In preparation for our annual summer beach vacation, I’ve been going online to check the weather, which looks lousy. Partly cloudy skies, strong chance of showers. Each day I keep clicking Weather.com, hoping for a different result, yet the same intractable forecast keeps popping up.

It’s enough to make you want to go on Facebook, type in a clever status update along the lines of “Why does it always rain when I go on vacation???” and wait for the Likes to start streaming in.

My disappointment reminds me of a section in Alain de Botton’s wise and witty book The Art of Travel, in which he describes a long-anticipated trip from England to Barbados, a sun-kissed beach dream of a vacation inspired by a glossy travel brochure illustrated with images of palm trees and blue skies.

De Botton writes, “If pressed, I would naturally have recognized that the island had to include other elements, but I had not needed them in order to build an impression of it.”

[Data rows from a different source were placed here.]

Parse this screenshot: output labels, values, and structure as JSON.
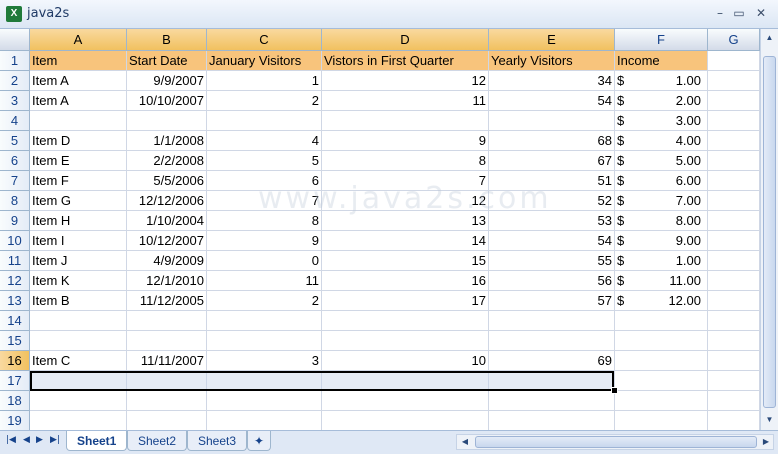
{
  "window": {
    "title": "java2s",
    "app_icon_letter": "X",
    "min": "–",
    "max": "▭",
    "close": "✕"
  },
  "columns": [
    "A",
    "B",
    "C",
    "D",
    "E",
    "F",
    "G"
  ],
  "header_row": [
    "Item",
    "Start Date",
    "January Visitors",
    "Vistors in First Quarter",
    "Yearly Visitors",
    "Income"
  ],
  "rows": [
    {
      "num": "1"
    },
    {
      "num": "2",
      "item": "Item A",
      "date": "9/9/2007",
      "jan": "1",
      "q1": "12",
      "year": "34",
      "income": "1.00"
    },
    {
      "num": "3",
      "item": "Item A",
      "date": "10/10/2007",
      "jan": "2",
      "q1": "11",
      "year": "54",
      "income": "2.00"
    },
    {
      "num": "4",
      "item": "",
      "date": "",
      "jan": "",
      "q1": "",
      "year": "",
      "income": "3.00"
    },
    {
      "num": "5",
      "item": "Item D",
      "date": "1/1/2008",
      "jan": "4",
      "q1": "9",
      "year": "68",
      "income": "4.00"
    },
    {
      "num": "6",
      "item": "Item E",
      "date": "2/2/2008",
      "jan": "5",
      "q1": "8",
      "year": "67",
      "income": "5.00"
    },
    {
      "num": "7",
      "item": "Item F",
      "date": "5/5/2006",
      "jan": "6",
      "q1": "7",
      "year": "51",
      "income": "6.00"
    },
    {
      "num": "8",
      "item": "Item G",
      "date": "12/12/2006",
      "jan": "7",
      "q1": "12",
      "year": "52",
      "income": "7.00"
    },
    {
      "num": "9",
      "item": "Item H",
      "date": "1/10/2004",
      "jan": "8",
      "q1": "13",
      "year": "53",
      "income": "8.00"
    },
    {
      "num": "10",
      "item": "Item I",
      "date": "10/12/2007",
      "jan": "9",
      "q1": "14",
      "year": "54",
      "income": "9.00"
    },
    {
      "num": "11",
      "item": "Item J",
      "date": "4/9/2009",
      "jan": "0",
      "q1": "15",
      "year": "55",
      "income": "1.00"
    },
    {
      "num": "12",
      "item": "Item K",
      "date": "12/1/2010",
      "jan": "11",
      "q1": "16",
      "year": "56",
      "income": "11.00"
    },
    {
      "num": "13",
      "item": "Item B",
      "date": "11/12/2005",
      "jan": "2",
      "q1": "17",
      "year": "57",
      "income": "12.00"
    },
    {
      "num": "14"
    },
    {
      "num": "15"
    },
    {
      "num": "16",
      "item": "Item C",
      "date": "11/11/2007",
      "jan": "3",
      "q1": "10",
      "year": "69"
    },
    {
      "num": "17"
    },
    {
      "num": "18"
    },
    {
      "num": "19"
    }
  ],
  "currency_symbol": "$",
  "watermark": "www.java2s.com",
  "sheets": [
    "Sheet1",
    "Sheet2",
    "Sheet3"
  ],
  "active_sheet": "Sheet1",
  "nav_icons": [
    "first-sheet-icon",
    "prev-sheet-icon",
    "next-sheet-icon",
    "last-sheet-icon"
  ],
  "nav_glyphs": [
    "|◀",
    "◀",
    "▶",
    "▶|"
  ],
  "colors": {
    "header_fill": "#f8c47c",
    "selection_header": "#f1c15f",
    "grid_line": "#d0d7e5"
  }
}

However, when de Botton arrives in Barbados, he’s confronted by other sights that didn’t make it into the travel brochure he’d read back home. Among these are a BP oil storage unit, an immigration official slowly stamping passports, advertising, a stray dog, and an ugly air-conditioning unit in his room.

“If there was a problem with this profusion of images,” writes de Botton, “it was that they made it strangely harder for me to see the Barbados I had come to find.”

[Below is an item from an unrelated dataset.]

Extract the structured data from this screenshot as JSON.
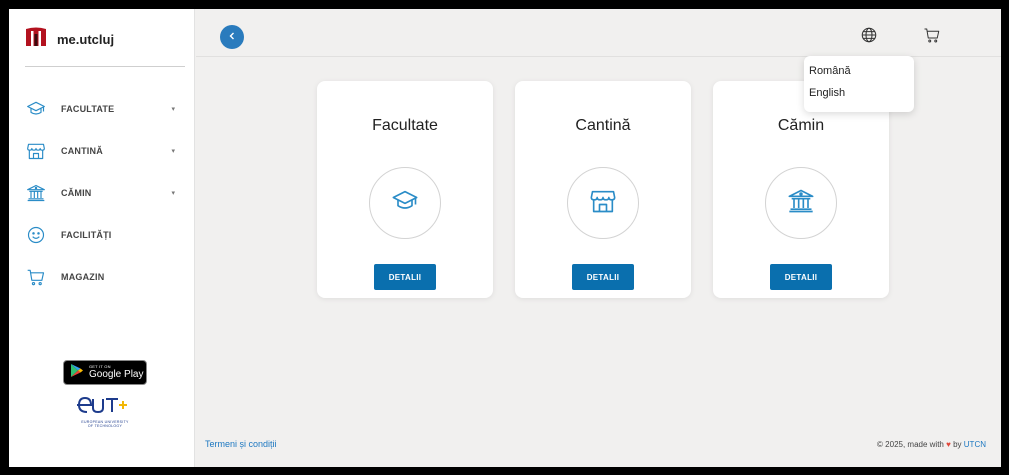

How many of us when we travel tend to erase or even complain about details like these that don’t conform to our preconceptions of what we’ll find when we go away? Sometimes we claim we want to have an “authentic” experience, see the “real” place we’ve come all this way to witness. And yet, when we get our wish and reality appears, we mourn rather than rejoice, because that reality doesn’t comport with the type of reality we were seeking.

In other words, we get upset when we have a real vacation instead of the one we’d been dreaming of.

This is not to say make lemons out of lemonade. No one should reasonably stand up and cheer when it rains during a trip to the beach. But once you’re there and reality comes in the form of rain, or a noisy souvenir hawker, or a loud local gabbing on his or her cell phone while blowing clouds of smoke in your face, I’m just wondering, what might happen if instead of liking or disliking it, we simply got very quiet and noticed it?

We live at a time and in a world that’s constantly encouraging us to rate our experiences in the degrees of momentary pleasure they bring us, which is in effect another way of preventing us from actually having an authentic experience, since life is not predicated only in terms of pleasure or pain. Moreover, this mania for pleasure at every moment and at all costs has another ugly side effect: It prevents us from seeing our true selves, instead of the illusory self we work so hard to persuade others to see.

There are other emotional realms we could be visiting during our journeys, if we only opened our eyes and our minds.